BEGIN

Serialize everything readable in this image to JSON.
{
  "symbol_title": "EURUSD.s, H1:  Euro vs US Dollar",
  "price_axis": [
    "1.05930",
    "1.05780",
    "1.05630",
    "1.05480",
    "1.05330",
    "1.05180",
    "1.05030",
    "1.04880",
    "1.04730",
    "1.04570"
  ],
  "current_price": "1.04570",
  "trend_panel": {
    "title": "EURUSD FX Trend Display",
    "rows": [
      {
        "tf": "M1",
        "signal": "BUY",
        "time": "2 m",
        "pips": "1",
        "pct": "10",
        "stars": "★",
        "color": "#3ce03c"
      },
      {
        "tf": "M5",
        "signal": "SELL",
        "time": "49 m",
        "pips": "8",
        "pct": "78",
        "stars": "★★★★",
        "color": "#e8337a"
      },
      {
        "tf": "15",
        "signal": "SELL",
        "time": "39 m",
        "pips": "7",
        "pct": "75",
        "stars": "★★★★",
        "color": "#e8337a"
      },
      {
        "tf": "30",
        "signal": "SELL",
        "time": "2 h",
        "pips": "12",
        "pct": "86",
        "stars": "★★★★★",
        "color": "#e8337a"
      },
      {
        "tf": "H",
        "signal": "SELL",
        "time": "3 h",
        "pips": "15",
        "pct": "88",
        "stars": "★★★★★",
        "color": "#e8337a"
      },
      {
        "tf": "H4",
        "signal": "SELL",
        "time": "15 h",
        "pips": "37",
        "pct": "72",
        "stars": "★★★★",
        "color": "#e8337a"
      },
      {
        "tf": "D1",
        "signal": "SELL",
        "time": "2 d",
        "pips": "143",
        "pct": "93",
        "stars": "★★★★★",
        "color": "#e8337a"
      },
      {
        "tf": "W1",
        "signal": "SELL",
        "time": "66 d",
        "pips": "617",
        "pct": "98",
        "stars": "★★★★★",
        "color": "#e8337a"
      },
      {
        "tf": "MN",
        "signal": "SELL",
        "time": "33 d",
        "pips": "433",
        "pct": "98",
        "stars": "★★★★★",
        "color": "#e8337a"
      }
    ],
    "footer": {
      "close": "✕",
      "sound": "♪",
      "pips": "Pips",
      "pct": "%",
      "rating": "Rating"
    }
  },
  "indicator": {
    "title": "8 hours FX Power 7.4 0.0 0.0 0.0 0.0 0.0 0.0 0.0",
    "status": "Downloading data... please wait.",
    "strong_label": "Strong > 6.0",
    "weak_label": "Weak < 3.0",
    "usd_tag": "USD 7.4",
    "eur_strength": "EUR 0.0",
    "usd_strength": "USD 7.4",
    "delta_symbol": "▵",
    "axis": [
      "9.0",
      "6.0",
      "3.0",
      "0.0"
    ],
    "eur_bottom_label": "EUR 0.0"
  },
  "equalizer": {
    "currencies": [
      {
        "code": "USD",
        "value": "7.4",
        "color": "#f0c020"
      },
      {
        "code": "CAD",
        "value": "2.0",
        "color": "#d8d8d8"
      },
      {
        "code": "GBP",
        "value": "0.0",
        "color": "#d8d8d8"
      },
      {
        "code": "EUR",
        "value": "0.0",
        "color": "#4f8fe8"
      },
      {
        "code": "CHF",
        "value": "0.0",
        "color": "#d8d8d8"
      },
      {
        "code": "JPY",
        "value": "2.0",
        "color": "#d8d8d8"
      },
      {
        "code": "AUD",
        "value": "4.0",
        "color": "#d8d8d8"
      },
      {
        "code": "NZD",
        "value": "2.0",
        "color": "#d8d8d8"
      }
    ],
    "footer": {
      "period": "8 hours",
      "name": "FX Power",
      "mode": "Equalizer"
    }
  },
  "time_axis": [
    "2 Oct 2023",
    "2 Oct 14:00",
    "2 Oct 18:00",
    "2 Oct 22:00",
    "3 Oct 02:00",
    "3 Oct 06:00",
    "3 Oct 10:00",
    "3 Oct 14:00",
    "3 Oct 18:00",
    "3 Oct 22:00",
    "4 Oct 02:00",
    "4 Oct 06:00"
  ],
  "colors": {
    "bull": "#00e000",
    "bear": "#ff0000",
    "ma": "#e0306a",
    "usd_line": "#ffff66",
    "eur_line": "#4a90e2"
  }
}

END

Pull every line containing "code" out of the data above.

EXERCISE SOLUTION »
        "code": "USD",
        "code": "CAD",
        "code": "GBP",
        "code": "EUR",
        "code": "CHF",
        "code": "JPY",
        "code": "AUD",
        "code": "NZD",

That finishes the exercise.